“Everyone goes through different struggles,” head coach Dave Hakstol said. “There’s a growing rule for everybody. Right now, Ghost is one of the elder statesmen on the back end there and sometimes that has a way of putting extra weight on your shoulders. I just think it’s a stretch that he’s going to get through. He’s doing a lot of really good things. He’s just got to get back to where he was before he was out a few games with that injury.”

In the eight games since returning from an injury where he was slammed hard into the boards in Toronto, Gostisbehere has struggled mightily in the defensive end. However, the Flyers’ problems over the course of their current six-game losing streak extend well beyond just one player. The penalty kill has completely fallen apart as the team has allowed seven power-play goals in the last three games. The units have also killed off just four of the last 11 power-play chances.

It’s a two-fold problem. The Flyers are creating self-inflicting wounds and the penalty kill isn’t outworking the opponents’ power play unit. Of course, it didn’t help when Sam Morin, who making his season debut, gave the Islanders a two-man advantage when he flipped the puck into the stands for a delay of game penalty.

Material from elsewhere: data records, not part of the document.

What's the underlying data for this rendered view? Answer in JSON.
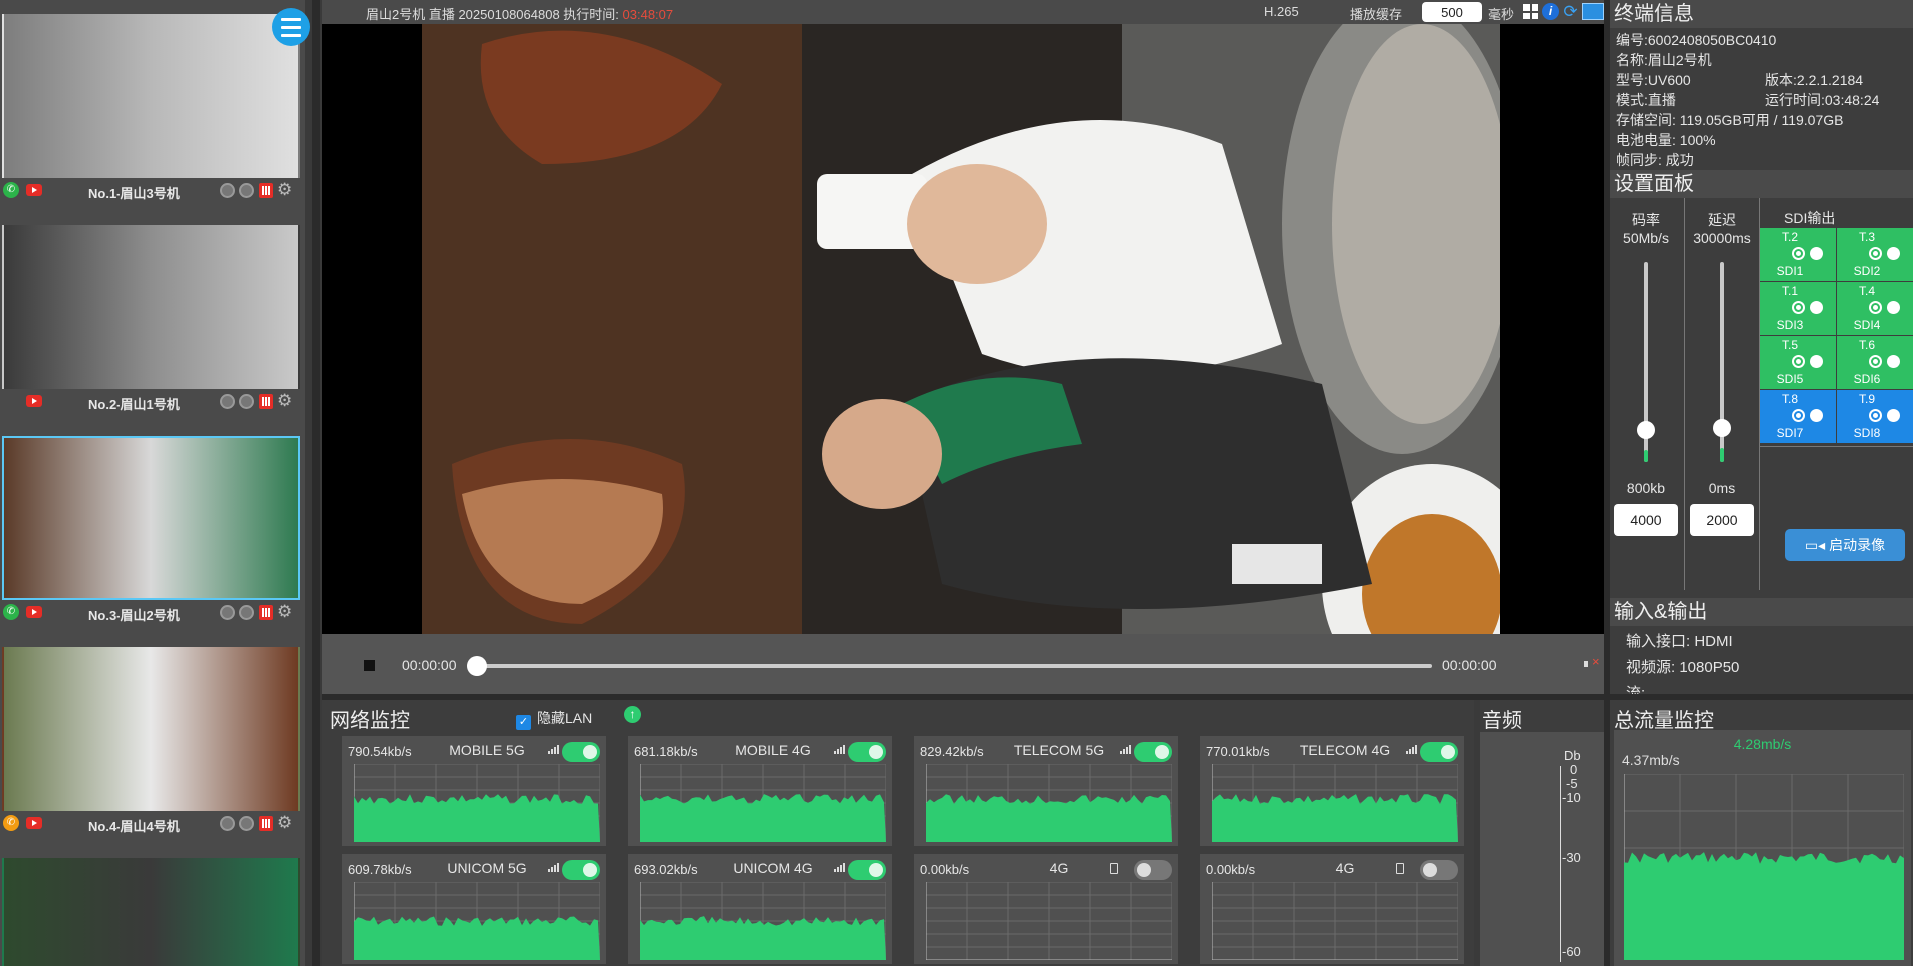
{
  "sidebar": {
    "cameras": [
      {
        "name": "No.1-眉山3号机",
        "phone_color": "green",
        "selected": false
      },
      {
        "name": "No.2-眉山1号机",
        "phone_color": "none",
        "selected": false
      },
      {
        "name": "No.3-眉山2号机",
        "phone_color": "green",
        "selected": true
      },
      {
        "name": "No.4-眉山4号机",
        "phone_color": "orange",
        "selected": false
      }
    ]
  },
  "topbar": {
    "title": "眉山2号机 直播 20250108064808 执行时间: ",
    "elapsed": "03:48:07",
    "codec": "H.265",
    "buffer_label": "播放缓存",
    "buffer_value": "500",
    "buffer_unit": "毫秒"
  },
  "player": {
    "current_time": "00:00:00",
    "end_time": "00:00:00",
    "progress": 0
  },
  "terminal_info": {
    "title": "终端信息",
    "serial": "编号:6002408050BC0410",
    "name": "名称:眉山2号机",
    "model": "型号:UV600",
    "version": "版本:2.2.1.2184",
    "mode": "模式:直播",
    "runtime": "运行时间:03:48:24",
    "storage": "存储空间:  119.05GB可用 / 119.07GB",
    "battery": "电池电量: 100%",
    "frame_sync": "帧同步: 成功"
  },
  "settings": {
    "title": "设置面板",
    "bitrate": {
      "label": "码率",
      "max": "50Mb/s",
      "min": "800kb",
      "value": "4000",
      "level": 0.06
    },
    "delay": {
      "label": "延迟",
      "max": "30000ms",
      "min": "0ms",
      "value": "2000",
      "level": 0.07
    },
    "sdi_title": "SDI输出",
    "sdi": [
      {
        "t": "T.2",
        "s": "SDI1",
        "active": false
      },
      {
        "t": "T.3",
        "s": "SDI2",
        "active": false
      },
      {
        "t": "T.1",
        "s": "SDI3",
        "active": false
      },
      {
        "t": "T.4",
        "s": "SDI4",
        "active": false
      },
      {
        "t": "T.5",
        "s": "SDI5",
        "active": false
      },
      {
        "t": "T.6",
        "s": "SDI6",
        "active": false
      },
      {
        "t": "T.8",
        "s": "SDI7",
        "active": true
      },
      {
        "t": "T.9",
        "s": "SDI8",
        "active": true
      }
    ],
    "record_button": "启动录像"
  },
  "io": {
    "title": "输入&输出",
    "input_port": "输入接口: HDMI",
    "video_source": "视频源: 1080P50",
    "stream": "流:"
  },
  "network": {
    "title": "网络监控",
    "hide_lan_label": "隐藏LAN",
    "hide_lan_checked": true,
    "cards": [
      {
        "rate": "790.54kb/s",
        "name": "MOBILE 5G",
        "on": true,
        "icon": "signal-icon",
        "level": 0.55
      },
      {
        "rate": "681.18kb/s",
        "name": "MOBILE 4G",
        "on": true,
        "icon": "signal-icon",
        "level": 0.55
      },
      {
        "rate": "829.42kb/s",
        "name": "TELECOM 5G",
        "on": true,
        "icon": "signal-icon",
        "level": 0.55
      },
      {
        "rate": "770.01kb/s",
        "name": "TELECOM 4G",
        "on": true,
        "icon": "signal-icon",
        "level": 0.55
      },
      {
        "rate": "609.78kb/s",
        "name": "UNICOM 5G",
        "on": true,
        "icon": "signal-icon",
        "level": 0.5
      },
      {
        "rate": "693.02kb/s",
        "name": "UNICOM 4G",
        "on": true,
        "icon": "signal-icon",
        "level": 0.5
      },
      {
        "rate": "0.00kb/s",
        "name": "4G",
        "on": false,
        "icon": "sim-icon",
        "level": 0
      },
      {
        "rate": "0.00kb/s",
        "name": "4G",
        "on": false,
        "icon": "sim-icon",
        "level": 0
      }
    ]
  },
  "audio": {
    "title": "音频",
    "unit": "Db",
    "ticks": [
      "0",
      "-5",
      "-10",
      "-30",
      "-60"
    ]
  },
  "traffic": {
    "title": "总流量监控",
    "current": "4.28mb/s",
    "max": "4.37mb/s",
    "level": 0.55
  }
}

“We’re right there. We kind of put ourselves in another bad position when we took a 5-on-3,” goaltender Brian Elliott said. “It’s still biting us in the butt a little bit. I thought we played a really good game. I think we’re right there. We just need to turn that corner.”

“Can’t pinpoint one thing. It’s just got be better,” Wayne Simmonds said. “Yeah, they’re going to score. You take a ton of penalties, teams are good enough in this league. Individual skill in this league is through the roof. Guys are going to make plays, especially when they’re up a man. Best form of penalty kill is not to be in the box at all.”

Hakstol even elected to switch up his shorthanded personnel in an effort to create a different look and hopefully provide some beneficial change. The Flyers even attempted to light a fuse be calling up Morin and Danick Martel from Lehigh Valley. Martel had six attempted shots (three on net) in just 12 minutes of action in his NHL debut.

“You’ve got to be ready every game,” Martel said. “I got my chance today and I had a really good game and I’m proud of it. I think my stick was a bit tight today, so that’s why I missed the net a couple of times.”

The Flyers did finally receive some secondary scoring to complement their top line of Claude Giroux, Sean Couturier and Jakub Voracek. Coming into this game, that group had accounted for 46 percent of the team’s goal production. Taylor Leier opened the scoring with his first goal of the season and Michael Raffl scored his first point in 43 games with a breakaway goal that gave the Flyers a 2-1 lead.

“It’s a little bit different role playing with T.K. (Travis Konecny) and Fil (Valtteri Filppula) out there,” Raffl said. “You get a little more offensive looks and a little more ice time out there. You’ve got to take advantage of that. I feel pretty good out there. I’m fit. I have nothing bothering me right now, so that helps for sure. I told myself, scoring or not, you’ve got to play confident. You can’t get down on yourself.”

After consecutive shutouts to start the losing streak, the Flyers have scored the first goal in each of their last four games with an inability to play with a lead: 2-0 at Winnipeg, 3-1 vs. Calgary 1-0 vs. Winnipeg and 2-1 at New York Islanders.

Four games, four leads and just two points to show for it. 

“It stinks to work real hard to earn that point, and then we gave it away too easily,” Hakstol said. “That’s the part that hurts a little bit. I’m looking for growth in all the areas. Really, tonight, I was looking for the true test of the character of our team, and our team answered and played a helluva character game.”

Friday, it’s Chapter 2 against this same Islanders team. The Flyers are hoping it doesn’t continue to read like the rest.